Like so many 13-year-olds, Joshua Bernstein really likes video games. He’s good at school and enjoys biology class so much that he’d like to be a neurosurgeon or scientist someday. When it came time to choose a Mitzvah project he did his homework and went looking for a cause with meaning. Something that would have an impact. He endeavored to somehow use his love of video games to help answer a very big question, “why do people with Alzheimer’s forget?” That is just the kind of question that the Max Planck Florida Institute for Neuroscience researches. With an idea in hand, this remarkable young man rolled up his sleeves and got to work organizing an online video game tournament.
His determination and creativity raised $780 for MPFI, and he is now the youngest member of the Brain Trust. “For the first time in my life, I feel I have really made a difference. This is an amazing feeling,” said Joshua.
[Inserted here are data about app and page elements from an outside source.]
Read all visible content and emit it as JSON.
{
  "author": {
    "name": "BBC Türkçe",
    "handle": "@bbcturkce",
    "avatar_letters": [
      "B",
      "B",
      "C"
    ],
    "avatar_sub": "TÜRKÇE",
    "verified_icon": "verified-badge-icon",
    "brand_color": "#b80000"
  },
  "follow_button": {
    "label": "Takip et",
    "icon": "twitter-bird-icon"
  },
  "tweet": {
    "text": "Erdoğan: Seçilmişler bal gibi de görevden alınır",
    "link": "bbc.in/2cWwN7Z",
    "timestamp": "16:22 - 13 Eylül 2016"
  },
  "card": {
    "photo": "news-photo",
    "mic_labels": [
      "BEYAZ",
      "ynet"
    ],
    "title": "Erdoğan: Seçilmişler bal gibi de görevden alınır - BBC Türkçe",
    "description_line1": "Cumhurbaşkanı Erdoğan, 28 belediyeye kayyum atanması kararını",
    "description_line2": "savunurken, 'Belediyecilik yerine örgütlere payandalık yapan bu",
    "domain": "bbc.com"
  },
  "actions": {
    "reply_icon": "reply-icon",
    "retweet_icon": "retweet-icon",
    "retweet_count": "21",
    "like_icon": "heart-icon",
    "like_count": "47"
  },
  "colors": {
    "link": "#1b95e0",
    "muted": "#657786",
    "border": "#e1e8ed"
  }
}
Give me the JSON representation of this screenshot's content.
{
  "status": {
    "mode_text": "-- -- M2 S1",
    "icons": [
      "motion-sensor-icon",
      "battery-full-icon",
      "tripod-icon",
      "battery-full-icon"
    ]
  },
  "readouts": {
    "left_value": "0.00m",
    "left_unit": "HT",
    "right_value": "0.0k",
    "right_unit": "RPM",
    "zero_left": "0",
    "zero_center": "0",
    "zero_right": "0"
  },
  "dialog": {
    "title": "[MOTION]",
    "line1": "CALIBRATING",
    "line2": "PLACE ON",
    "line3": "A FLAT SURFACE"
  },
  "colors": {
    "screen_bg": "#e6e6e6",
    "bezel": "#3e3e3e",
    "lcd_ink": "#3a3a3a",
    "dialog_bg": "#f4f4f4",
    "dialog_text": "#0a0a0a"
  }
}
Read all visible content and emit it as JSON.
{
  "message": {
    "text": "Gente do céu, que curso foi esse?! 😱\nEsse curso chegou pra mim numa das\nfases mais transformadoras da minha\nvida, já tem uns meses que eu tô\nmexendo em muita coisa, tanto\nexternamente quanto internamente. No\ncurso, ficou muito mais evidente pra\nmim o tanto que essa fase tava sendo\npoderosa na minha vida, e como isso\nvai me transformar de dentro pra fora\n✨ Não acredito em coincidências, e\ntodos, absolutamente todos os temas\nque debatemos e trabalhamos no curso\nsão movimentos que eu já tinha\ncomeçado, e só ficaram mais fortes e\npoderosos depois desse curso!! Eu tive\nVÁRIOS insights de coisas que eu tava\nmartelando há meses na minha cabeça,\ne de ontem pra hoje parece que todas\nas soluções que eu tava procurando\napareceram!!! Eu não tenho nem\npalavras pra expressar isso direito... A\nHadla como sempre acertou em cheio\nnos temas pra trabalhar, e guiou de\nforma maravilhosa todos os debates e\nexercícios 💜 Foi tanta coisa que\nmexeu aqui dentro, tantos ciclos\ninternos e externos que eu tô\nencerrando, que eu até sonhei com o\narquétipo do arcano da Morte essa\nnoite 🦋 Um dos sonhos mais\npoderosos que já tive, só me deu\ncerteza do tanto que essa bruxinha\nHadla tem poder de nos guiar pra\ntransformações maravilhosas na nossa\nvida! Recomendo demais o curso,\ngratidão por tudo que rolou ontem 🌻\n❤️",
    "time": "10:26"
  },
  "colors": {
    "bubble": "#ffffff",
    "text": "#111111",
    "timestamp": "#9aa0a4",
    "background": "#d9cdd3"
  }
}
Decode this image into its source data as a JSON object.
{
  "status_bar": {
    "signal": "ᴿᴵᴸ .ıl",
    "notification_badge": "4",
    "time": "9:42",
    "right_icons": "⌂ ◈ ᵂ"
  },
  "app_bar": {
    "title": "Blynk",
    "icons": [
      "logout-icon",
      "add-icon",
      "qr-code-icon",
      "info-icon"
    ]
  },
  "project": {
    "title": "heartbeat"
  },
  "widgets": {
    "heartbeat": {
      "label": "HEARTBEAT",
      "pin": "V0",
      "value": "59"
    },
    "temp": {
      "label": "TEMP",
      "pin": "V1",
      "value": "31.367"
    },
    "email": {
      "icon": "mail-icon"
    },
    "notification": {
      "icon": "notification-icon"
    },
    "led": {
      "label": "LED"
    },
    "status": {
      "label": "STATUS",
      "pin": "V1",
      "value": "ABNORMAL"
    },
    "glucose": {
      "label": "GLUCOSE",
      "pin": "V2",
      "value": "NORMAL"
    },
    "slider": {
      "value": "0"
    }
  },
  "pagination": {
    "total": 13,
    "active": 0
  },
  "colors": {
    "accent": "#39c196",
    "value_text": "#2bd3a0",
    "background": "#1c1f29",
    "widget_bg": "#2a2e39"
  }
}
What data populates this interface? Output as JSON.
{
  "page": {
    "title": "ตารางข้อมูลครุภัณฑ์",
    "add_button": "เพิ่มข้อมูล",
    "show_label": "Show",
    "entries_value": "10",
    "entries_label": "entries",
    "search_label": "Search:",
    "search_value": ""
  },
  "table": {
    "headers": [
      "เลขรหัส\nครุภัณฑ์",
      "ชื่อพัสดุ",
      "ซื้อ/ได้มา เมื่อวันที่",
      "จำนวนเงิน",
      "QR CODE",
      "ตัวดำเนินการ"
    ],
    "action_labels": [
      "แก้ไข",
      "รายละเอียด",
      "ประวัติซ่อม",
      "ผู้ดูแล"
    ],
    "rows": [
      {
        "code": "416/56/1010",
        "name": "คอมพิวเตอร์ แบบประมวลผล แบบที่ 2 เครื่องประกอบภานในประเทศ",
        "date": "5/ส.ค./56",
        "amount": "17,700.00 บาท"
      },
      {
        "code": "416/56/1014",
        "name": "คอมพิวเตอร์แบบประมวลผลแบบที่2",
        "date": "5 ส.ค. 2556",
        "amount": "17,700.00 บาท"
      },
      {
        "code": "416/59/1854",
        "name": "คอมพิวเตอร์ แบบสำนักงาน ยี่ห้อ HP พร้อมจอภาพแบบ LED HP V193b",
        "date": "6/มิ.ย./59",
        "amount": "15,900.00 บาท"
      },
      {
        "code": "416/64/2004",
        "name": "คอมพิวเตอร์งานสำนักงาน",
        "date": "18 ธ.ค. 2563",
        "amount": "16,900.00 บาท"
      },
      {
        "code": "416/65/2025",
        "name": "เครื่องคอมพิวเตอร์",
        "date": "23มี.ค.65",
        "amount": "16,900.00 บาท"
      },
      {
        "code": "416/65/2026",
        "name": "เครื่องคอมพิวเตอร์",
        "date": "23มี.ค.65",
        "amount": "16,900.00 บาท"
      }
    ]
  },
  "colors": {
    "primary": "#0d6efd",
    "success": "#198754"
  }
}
He is one of the many kids who love science, but one of the few who creatively used his hobby to become a partner in scientific discovery. He also shows us how curiosity is so prevalent in childhood. What begins as a robust trait becomes more fragile over time, and few people are able to be explorers into adulthood. We must support creative minds with a commitment to scientific excellence training throughout their career because today’s curious student is tomorrow’s groundbreaking researcher.